Texas has a regressive tax code that means low-wage earners pay a higher percentage of their income on taxes than high-wage earners. Tesla and its billionaire CEO Elon Musk, for example, moved their residency to Texas to avoid paying income taxes. The state does not levy an income tax; instead, it has a tax on gross business receipts. At the state level, various subsidies exempt companies from paying taxes. Research and Development credits and exemptions cost the state over $500 million annually, and the Texas Enterprise Fund, a deal-closing fund, has provided grants ranging from $200,000 to $50 million. At the local level, subsidies are named after chapters in the state code: Chapter 313 abates school property taxes and Chapter 380/381 rebates various city and county taxes to companies.
Several agencies oversee Texas subsidies. The governor decides who gets money from the Texas Enterprise Fund and the Texas Economic Development Office manages grants. The Texas Comptroller of Public Accounts administers tax-based subsidies. Chapter 313 deals are approved by local school boards and the comptroller’s office. City and county governments approve Chapter 3180/381 deals. A private nonprofit, the Texas Economic Development Corporation (TxEDC), handles company recruitment.
When it comes to transparency, Chapter 313 offers some of the best transparency in the country among subsidy programs. The Comptroller posts to its website project details and outcomes as well as applications and advance notifications, which allows the public to know what deals are up for a vote. Chapter 380/381, by contrast, has no state-level transparency, and local disclosure of this program varies (Austin is good for example, while reporting is non-existent in Dallas).
In 2020, Texas reported forgoing $1.2 billion in revenue to economic development tax abatement programs under GASB 77. This does not include the cost of forgone tax revenue due to the Chapter 313 program, which Tax Exemptions and Tax Incidence reports estimate to be at about $1 billion a year.

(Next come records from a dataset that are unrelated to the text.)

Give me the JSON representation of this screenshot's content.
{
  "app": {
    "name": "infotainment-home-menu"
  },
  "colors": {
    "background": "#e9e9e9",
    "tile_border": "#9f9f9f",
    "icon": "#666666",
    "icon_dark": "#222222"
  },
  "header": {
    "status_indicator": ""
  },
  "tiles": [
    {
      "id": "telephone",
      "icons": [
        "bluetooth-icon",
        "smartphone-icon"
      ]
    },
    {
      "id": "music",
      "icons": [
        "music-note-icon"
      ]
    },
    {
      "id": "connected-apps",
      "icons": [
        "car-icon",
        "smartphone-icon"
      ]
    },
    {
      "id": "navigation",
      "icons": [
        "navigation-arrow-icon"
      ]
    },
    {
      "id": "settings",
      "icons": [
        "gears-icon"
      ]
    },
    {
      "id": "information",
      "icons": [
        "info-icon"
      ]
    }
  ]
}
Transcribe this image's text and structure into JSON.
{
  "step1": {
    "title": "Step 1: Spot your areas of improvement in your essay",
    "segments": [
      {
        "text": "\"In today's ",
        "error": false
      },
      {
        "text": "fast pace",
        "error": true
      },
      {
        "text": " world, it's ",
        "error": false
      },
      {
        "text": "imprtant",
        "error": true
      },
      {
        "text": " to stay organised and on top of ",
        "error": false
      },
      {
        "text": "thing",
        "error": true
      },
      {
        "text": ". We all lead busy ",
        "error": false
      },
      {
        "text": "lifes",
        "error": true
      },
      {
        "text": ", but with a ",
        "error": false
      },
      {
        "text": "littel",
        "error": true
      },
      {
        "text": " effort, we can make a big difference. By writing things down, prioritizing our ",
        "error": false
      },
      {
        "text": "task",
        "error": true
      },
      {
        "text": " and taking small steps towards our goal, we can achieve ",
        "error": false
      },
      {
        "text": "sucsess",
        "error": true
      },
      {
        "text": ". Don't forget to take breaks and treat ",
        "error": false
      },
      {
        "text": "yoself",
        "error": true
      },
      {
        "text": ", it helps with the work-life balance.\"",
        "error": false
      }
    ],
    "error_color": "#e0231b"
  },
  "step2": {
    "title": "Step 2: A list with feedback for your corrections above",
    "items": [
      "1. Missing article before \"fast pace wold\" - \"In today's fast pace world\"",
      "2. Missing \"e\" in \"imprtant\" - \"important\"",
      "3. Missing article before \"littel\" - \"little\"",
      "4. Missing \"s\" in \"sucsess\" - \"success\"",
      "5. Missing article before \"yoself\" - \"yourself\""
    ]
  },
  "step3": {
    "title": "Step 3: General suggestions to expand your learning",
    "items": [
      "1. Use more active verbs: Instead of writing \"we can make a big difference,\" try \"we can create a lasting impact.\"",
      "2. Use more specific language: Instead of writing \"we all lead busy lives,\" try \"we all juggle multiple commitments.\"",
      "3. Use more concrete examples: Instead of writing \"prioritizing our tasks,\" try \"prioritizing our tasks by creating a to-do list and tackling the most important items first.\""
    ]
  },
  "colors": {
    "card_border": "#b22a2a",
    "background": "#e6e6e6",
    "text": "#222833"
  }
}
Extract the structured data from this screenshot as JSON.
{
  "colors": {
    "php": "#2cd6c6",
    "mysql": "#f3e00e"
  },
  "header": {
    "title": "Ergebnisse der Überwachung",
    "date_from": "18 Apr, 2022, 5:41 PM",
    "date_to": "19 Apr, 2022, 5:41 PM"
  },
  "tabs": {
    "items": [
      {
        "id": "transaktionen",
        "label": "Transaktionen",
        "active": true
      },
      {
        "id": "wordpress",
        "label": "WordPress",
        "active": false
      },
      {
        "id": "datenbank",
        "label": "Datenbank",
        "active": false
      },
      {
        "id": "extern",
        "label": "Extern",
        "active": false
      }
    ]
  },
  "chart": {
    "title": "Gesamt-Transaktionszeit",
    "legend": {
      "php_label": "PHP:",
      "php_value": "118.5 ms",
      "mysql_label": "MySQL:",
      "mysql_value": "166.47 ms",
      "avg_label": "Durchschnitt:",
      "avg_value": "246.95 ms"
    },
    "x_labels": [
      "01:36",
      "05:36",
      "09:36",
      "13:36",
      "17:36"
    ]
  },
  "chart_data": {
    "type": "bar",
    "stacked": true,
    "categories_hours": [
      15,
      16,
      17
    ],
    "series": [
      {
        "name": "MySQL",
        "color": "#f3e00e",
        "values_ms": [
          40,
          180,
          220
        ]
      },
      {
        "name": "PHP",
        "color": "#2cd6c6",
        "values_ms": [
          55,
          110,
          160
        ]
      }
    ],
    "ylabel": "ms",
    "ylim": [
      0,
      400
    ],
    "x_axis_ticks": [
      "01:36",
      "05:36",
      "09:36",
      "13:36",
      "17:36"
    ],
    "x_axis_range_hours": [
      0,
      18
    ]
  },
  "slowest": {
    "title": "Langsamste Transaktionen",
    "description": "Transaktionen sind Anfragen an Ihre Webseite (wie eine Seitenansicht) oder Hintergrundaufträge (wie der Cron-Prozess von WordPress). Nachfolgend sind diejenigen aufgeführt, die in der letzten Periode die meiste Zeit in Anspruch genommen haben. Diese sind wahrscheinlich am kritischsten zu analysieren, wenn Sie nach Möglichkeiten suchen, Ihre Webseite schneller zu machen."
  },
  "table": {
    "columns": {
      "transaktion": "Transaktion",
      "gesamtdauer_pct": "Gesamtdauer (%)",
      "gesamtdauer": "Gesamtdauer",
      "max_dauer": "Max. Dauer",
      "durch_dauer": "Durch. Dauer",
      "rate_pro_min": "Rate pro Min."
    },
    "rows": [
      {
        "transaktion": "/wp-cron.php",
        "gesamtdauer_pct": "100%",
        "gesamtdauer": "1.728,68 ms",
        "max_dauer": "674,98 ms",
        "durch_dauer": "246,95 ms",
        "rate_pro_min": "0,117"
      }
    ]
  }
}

Grants and tax subsidies are evaluated by the Economic Incentive Oversight Board, a body composed of citizens appointed by various public officials. The board, however, lacks professional support staff, there is no schedule for subsidy evaluation, and as-of right-subsidies are exempt from review.